= Beginning of Section =
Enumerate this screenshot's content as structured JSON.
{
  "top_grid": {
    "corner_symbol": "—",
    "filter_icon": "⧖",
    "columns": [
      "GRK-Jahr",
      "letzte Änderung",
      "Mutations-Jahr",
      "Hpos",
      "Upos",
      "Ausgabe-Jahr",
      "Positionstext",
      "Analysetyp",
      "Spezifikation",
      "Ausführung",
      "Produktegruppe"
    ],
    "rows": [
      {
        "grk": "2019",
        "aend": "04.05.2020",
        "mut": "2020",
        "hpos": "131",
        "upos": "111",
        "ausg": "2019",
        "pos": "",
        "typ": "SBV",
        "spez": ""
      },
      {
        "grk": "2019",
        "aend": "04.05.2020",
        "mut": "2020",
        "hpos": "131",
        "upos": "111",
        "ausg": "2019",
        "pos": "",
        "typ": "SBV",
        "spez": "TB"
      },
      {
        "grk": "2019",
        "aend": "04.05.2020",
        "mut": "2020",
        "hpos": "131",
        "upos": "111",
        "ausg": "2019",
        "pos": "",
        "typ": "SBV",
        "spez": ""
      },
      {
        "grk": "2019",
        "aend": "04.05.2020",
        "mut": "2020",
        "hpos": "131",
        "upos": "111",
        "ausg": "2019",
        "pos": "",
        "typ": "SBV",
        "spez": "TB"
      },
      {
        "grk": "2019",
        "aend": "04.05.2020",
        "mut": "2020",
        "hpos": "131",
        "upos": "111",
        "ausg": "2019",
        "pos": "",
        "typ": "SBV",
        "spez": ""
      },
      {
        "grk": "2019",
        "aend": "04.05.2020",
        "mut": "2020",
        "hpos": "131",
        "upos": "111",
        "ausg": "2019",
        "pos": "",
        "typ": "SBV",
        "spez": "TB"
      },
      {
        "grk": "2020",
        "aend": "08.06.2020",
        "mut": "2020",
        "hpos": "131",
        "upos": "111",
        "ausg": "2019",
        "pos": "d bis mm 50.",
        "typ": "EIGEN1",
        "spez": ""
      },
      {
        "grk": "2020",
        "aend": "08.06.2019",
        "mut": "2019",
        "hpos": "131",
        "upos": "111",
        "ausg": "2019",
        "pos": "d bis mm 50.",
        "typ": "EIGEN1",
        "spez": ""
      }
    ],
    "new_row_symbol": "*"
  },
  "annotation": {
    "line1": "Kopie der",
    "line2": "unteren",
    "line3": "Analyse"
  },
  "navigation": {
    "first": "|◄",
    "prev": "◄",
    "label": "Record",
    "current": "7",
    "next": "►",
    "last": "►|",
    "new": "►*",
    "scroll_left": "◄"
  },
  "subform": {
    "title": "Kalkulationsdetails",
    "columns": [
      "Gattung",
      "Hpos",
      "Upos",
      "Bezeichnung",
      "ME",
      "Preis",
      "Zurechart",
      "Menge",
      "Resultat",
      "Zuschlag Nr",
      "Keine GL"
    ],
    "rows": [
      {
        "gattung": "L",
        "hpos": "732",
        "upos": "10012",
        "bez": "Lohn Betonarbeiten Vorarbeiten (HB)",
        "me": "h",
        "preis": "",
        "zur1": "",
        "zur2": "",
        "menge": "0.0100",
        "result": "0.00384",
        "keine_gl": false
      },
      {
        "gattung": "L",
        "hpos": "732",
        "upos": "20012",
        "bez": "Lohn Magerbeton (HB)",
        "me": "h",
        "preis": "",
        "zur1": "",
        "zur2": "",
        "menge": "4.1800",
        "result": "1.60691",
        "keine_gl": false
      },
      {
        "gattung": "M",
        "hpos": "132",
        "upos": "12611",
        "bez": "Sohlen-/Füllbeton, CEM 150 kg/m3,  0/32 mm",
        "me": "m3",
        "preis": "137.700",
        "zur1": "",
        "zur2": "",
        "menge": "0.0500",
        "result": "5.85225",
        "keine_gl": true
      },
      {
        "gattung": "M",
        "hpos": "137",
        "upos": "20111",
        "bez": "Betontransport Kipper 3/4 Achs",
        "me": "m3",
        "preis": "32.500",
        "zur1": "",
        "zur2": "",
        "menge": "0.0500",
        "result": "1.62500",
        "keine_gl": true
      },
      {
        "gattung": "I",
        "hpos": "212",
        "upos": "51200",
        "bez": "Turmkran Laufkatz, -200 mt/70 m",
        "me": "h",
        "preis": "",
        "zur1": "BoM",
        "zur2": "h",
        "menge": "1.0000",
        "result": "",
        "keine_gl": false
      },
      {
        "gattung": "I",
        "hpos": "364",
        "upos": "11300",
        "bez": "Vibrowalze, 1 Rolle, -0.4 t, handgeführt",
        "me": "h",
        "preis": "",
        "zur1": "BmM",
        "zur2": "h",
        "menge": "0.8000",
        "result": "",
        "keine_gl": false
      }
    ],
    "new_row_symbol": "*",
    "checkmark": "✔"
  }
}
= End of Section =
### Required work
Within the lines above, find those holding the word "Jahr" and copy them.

### Answer to this problem
      "GRK-Jahr",
      "Mutations-Jahr",
      "Ausgabe-Jahr",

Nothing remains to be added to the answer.